I first met Kris Gigante in person at the 2012 USIYPT. We had made contact online, and he took me up on my offer to serve on the physics fight juries. Kris enjoyed the tournament so much that he brought his own team last year, coming one point short of winning the Clifford Swartz Trophy.
So Kris knows his business as a physicist, and as a physics teacher. When he told me he was writing a Regents review book, I agreed to review it for my site. That's the disclosure.
Kris's book is outstanding. It's standard in some ways: For example, he includes a content review chapter for each topic on the Regents exam; some practice items at the end of each content chapter; and then a few of the authentic open-source Regents exams at the end of the book. The content review is well written and to the point, as is ideal for a review book.* The standard material is quite good, and not that much different from other available review books.
*Or any book. Why the #&$@ don't publishers give us textbooks our students can read and use, but instead decide to cram as much tangential crapola as ed professors and state curriculum directors and marketers can possibly demand? Oy.
Where Kris's book stands out is in a couple of unusual and extremely helpful nuggets.
At the beginning, he asks, "How well do you know your physics course?" Then he asks 75 questions that I would consider "fundamentals" of physics.

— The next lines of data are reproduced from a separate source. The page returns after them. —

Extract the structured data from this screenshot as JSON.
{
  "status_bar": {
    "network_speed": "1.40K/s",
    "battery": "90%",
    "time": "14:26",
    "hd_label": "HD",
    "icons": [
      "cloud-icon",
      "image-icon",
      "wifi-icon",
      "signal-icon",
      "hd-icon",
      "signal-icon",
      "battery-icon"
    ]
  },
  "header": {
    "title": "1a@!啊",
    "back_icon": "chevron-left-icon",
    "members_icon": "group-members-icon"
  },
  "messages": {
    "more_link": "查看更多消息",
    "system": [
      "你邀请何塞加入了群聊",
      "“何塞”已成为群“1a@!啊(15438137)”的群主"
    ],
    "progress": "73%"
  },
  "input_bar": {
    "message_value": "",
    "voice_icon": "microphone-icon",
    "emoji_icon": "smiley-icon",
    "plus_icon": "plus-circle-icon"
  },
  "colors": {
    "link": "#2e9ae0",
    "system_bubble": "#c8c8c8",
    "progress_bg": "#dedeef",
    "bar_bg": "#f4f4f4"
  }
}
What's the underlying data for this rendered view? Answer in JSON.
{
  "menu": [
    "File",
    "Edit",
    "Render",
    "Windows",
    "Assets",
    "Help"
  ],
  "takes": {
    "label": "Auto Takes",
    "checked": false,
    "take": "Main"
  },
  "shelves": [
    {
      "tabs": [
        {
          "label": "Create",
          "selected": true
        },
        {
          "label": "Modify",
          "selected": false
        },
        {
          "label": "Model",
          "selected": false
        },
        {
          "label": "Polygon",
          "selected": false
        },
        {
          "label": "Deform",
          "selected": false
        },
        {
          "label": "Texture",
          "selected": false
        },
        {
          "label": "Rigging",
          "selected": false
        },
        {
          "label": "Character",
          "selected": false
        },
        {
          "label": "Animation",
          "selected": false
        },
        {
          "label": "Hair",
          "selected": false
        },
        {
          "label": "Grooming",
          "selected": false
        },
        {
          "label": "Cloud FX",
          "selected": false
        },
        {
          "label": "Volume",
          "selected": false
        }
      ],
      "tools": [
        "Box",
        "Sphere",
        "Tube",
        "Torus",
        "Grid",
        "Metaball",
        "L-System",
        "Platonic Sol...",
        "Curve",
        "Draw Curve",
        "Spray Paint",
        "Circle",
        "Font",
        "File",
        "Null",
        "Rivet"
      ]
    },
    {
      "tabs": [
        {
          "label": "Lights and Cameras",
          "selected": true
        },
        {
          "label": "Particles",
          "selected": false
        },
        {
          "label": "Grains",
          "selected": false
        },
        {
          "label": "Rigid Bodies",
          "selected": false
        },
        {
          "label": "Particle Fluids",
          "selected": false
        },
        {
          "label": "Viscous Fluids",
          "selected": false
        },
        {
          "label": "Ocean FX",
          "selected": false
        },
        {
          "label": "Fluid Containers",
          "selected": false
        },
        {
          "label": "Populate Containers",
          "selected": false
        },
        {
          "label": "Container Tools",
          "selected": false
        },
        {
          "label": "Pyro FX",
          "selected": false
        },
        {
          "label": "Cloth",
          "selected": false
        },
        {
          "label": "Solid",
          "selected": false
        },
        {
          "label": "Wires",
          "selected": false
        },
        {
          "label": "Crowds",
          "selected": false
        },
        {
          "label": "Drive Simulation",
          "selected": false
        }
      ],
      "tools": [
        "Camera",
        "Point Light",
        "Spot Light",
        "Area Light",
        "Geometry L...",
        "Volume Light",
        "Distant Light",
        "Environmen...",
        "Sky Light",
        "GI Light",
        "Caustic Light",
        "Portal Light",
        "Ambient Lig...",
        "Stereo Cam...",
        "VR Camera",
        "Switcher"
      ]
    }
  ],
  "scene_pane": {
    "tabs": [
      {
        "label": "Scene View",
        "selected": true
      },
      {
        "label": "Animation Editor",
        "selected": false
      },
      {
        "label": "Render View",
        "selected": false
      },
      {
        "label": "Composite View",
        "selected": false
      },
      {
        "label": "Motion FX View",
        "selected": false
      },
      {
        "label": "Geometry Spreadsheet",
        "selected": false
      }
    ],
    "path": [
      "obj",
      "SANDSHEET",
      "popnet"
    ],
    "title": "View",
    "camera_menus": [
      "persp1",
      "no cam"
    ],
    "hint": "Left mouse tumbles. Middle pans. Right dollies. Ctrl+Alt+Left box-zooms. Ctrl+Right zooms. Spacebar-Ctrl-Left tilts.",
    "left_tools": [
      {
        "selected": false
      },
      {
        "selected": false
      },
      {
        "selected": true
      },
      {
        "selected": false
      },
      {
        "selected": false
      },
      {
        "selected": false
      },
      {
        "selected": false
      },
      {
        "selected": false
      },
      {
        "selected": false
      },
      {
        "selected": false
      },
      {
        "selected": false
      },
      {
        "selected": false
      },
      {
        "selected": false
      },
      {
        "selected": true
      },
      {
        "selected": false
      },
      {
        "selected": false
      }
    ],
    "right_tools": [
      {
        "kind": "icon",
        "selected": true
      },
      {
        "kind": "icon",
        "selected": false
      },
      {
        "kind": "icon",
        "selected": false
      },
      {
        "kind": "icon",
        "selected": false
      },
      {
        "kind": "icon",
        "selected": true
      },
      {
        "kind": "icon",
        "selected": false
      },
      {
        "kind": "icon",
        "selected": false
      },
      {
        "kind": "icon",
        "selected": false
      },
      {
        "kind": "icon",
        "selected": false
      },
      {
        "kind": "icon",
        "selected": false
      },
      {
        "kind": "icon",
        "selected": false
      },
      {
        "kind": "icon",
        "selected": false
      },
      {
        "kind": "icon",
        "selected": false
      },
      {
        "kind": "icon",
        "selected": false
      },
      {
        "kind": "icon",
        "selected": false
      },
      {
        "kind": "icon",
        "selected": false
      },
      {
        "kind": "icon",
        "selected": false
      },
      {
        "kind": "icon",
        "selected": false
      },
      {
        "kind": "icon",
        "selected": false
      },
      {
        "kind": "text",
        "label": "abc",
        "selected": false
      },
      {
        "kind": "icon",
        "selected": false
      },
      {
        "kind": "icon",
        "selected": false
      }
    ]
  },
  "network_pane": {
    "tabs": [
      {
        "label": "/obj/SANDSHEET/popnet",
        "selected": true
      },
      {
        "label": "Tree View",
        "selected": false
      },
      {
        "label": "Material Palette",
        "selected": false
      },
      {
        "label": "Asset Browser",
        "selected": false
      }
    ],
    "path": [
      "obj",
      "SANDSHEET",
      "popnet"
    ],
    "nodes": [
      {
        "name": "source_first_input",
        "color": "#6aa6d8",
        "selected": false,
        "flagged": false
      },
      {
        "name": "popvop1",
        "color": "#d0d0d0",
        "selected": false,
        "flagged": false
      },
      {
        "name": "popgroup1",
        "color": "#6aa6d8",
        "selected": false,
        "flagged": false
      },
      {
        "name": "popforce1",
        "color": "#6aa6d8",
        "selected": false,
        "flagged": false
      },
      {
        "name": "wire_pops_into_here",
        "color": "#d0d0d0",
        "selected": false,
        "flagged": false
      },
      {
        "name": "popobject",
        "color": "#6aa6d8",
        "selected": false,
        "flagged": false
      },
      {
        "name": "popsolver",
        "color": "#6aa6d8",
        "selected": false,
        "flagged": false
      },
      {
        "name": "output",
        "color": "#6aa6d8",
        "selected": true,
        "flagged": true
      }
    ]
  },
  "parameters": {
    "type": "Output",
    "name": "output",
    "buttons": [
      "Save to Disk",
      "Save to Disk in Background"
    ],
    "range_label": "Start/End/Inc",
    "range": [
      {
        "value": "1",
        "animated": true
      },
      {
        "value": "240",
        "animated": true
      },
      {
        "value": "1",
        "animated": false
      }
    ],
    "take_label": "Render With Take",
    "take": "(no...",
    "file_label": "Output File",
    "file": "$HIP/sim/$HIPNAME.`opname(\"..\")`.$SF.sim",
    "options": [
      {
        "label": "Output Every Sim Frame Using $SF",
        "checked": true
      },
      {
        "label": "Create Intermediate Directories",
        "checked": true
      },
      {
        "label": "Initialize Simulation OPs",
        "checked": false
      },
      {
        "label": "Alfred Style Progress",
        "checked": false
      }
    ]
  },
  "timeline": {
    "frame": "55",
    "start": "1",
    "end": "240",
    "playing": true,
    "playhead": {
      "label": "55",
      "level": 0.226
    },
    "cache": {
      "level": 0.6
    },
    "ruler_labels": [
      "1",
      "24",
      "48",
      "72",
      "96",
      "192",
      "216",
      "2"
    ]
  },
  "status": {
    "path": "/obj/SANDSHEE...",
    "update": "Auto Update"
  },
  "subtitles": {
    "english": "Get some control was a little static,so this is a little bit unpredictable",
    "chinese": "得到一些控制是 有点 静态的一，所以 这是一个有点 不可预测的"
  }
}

For example...
If an object has a positive velocity and a negative acceleration, describe the motion of the object.
Name seven kinds of EM waves in order of increasing wavelength.
What quantity stays constant in a series circuit? In a parallel [circuit]?
These questions -- questions that you as a teacher can use verbatim for your fundamentals quizzes -- go on and on for four pages of dense text. What a treasure for a student. It's the perfect diagnostic, to decide where to focus studying; it's also a perfect last minute review tool, to remind oneself of some facts to know.
Then in the back are fact lists in a similar style to the "just the facts" posts that have been so popular. Each unit includes 1-2 pages of facts to know, along with a blank checkbox. I get it: once the student knows the fact, he checks the box. Then over the course of the year, the checkboxes slowly fill in, and voila, he's ready for the exam.
Certainly this book is perfect for a Regents student. But also for any teacher of general level physics, it's worth grabbing a copy. If you teach Regents, use the fact lists as a guide to preparing tests, lessons, or exam review. If you don't teach Regents, the fact lists are still a useful guide. Check the boxes yourself to record which facts you expect your own students to know. Then you can find Regents problems that test these facts, and put them on your own in-class tests.